Trademark data show that Chinese Huawei has submitted applications to register its “Hongmeng” operating system in Europe and at least nine countries.
This step suggests that the Chinese company could implement a reserve plan in key markets, under the threat of US sanctions.
The move comes after the administration of US President Donald Trump put the company on a blacklist last month, preventing it from working with American technology companies, like the company that Huawei used its Android operating system in its phones.
Huawei, the world’s largest manufacturer of telecommunication network equipment, has applied for registration of the Hongmeng brand in Cambodia, Canada, South Korea, and New Zealand, according to data from the World Intellectual Property Organization (WIPO) the United Nations.

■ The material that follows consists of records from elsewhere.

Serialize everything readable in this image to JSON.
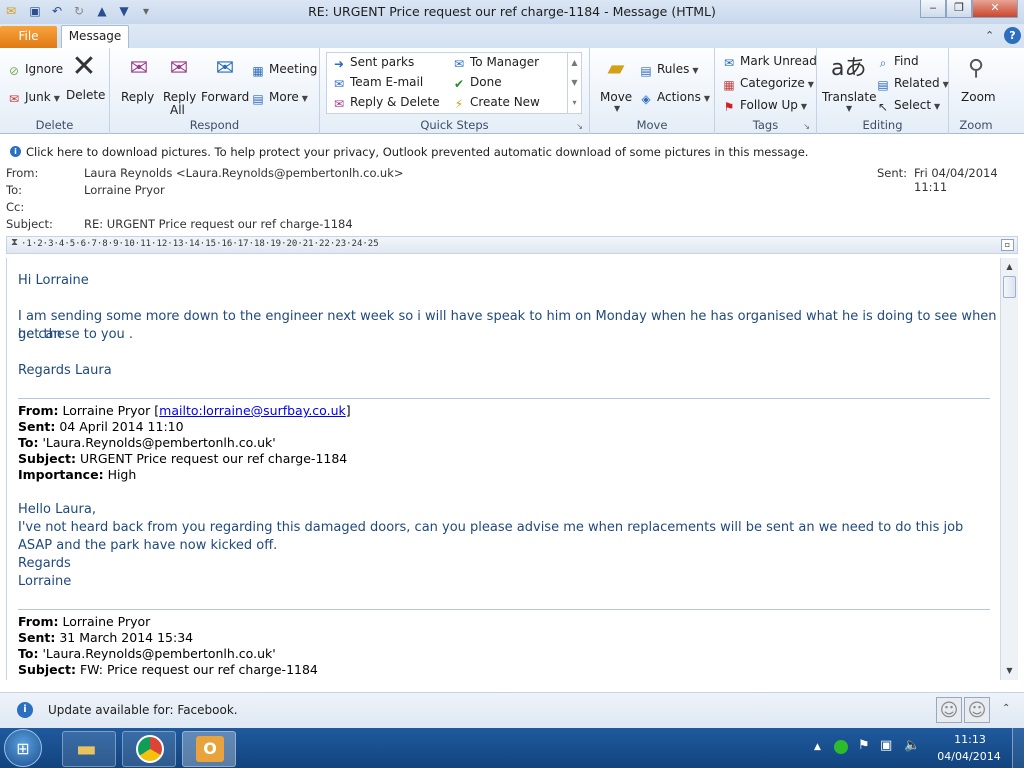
{
  "window": {
    "title": "RE: URGENT Price request our ref charge-1184  -  Message (HTML)"
  },
  "tabs": {
    "file": "File",
    "message": "Message"
  },
  "ribbon": {
    "delete_group": {
      "label": "Delete",
      "ignore": "Ignore",
      "junk": "Junk",
      "delete": "Delete"
    },
    "respond_group": {
      "label": "Respond",
      "reply": "Reply",
      "reply_all_1": "Reply",
      "reply_all_2": "All",
      "forward": "Forward",
      "meeting": "Meeting",
      "more": "More"
    },
    "quick_steps": {
      "label": "Quick Steps",
      "items": [
        "Sent parks",
        "To Manager",
        "Team E-mail",
        "Done",
        "Reply & Delete",
        "Create New"
      ]
    },
    "move_group": {
      "label": "Move",
      "move": "Move",
      "rules": "Rules",
      "actions": "Actions"
    },
    "tags_group": {
      "label": "Tags",
      "mark_unread": "Mark Unread",
      "categorize": "Categorize",
      "follow_up": "Follow Up"
    },
    "editing_group": {
      "label": "Editing",
      "translate": "Translate",
      "find": "Find",
      "related": "Related",
      "select": "Select"
    },
    "zoom_group": {
      "label": "Zoom",
      "zoom": "Zoom"
    }
  },
  "infobar": {
    "text": "Click here to download pictures. To help protect your privacy, Outlook prevented automatic download of some pictures in this message."
  },
  "header": {
    "from_label": "From:",
    "from_value": "Laura Reynolds <Laura.Reynolds@pembertonlh.co.uk>",
    "to_label": "To:",
    "to_value": "Lorraine Pryor",
    "cc_label": "Cc:",
    "subject_label": "Subject:",
    "subject_value": "RE: URGENT Price request our ref charge-1184",
    "sent_label": "Sent:",
    "sent_value": "Fri 04/04/2014 11:11"
  },
  "ruler": {
    "ticks": "·1·2·3·4·5·6·7·8·9·10·11·12·13·14·15·16·17·18·19·20·21·22·23·24·25"
  },
  "body": {
    "greeting": "Hi Lorraine",
    "para1_line1": "I am sending some more down to the engineer next week so i will have speak to him on Monday when he has organised what he is doing to see when he can",
    "para1_line2": "get these to you .",
    "signoff": "Regards Laura",
    "quote1": {
      "from_label": "From:",
      "from_value": "Lorraine Pryor [",
      "from_link": "mailto:lorraine@surfbay.co.uk",
      "from_close": "]",
      "sent_label": "Sent:",
      "sent_value": "04 April 2014 11:10",
      "to_label": "To:",
      "to_value": "'Laura.Reynolds@pembertonlh.co.uk'",
      "subject_label": "Subject:",
      "subject_value": "URGENT Price request our ref charge-1184",
      "importance_label": "Importance:",
      "importance_value": "High",
      "greeting": "Hello Laura,",
      "line1": "I've not heard back from you regarding this damaged doors, can you please advise me when replacements will be sent an we need to do this job",
      "line2": "ASAP and the park have now kicked off.",
      "regards": "Regards",
      "name": "Lorraine"
    },
    "quote2": {
      "from_label": "From:",
      "from_value": "Lorraine Pryor",
      "sent_label": "Sent:",
      "sent_value": "31 March 2014 15:34",
      "to_label": "To:",
      "to_value": "'Laura.Reynolds@pembertonlh.co.uk'",
      "subject_label": "Subject:",
      "subject_value": "FW: Price request our ref charge-1184"
    }
  },
  "statusbar": {
    "text": "Update available for: Facebook."
  },
  "taskbar": {
    "time": "11:13",
    "date": "04/04/2014"
  }
}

The company also applied for registration in Peru on May 27, according to the antitrust authority.
In one of our previous reports, we reported that Huawei was developing its own operating system, with no details on the launch schedule of the new system.
It was also confirmed that Huawei, according to reports last Tuesday, had shipped one million phones running the new Hongmeng operating system.
Huawei, the second-largest smartphone maker in the world, has yet to release details about the new operating system.
The trademark registration shows that Huawei wants to use “Hongmeng” in various devices, from smartphones to laptops and TVs.
In China – its domestic market – Huawei applied for registration of the Hongmeng brand in August of last year and received approval last month, according to a notice on China’s rights administration website of intellectual property.
Huawei has not yet commented on the information published by Reuters.
Source: Reuters and websites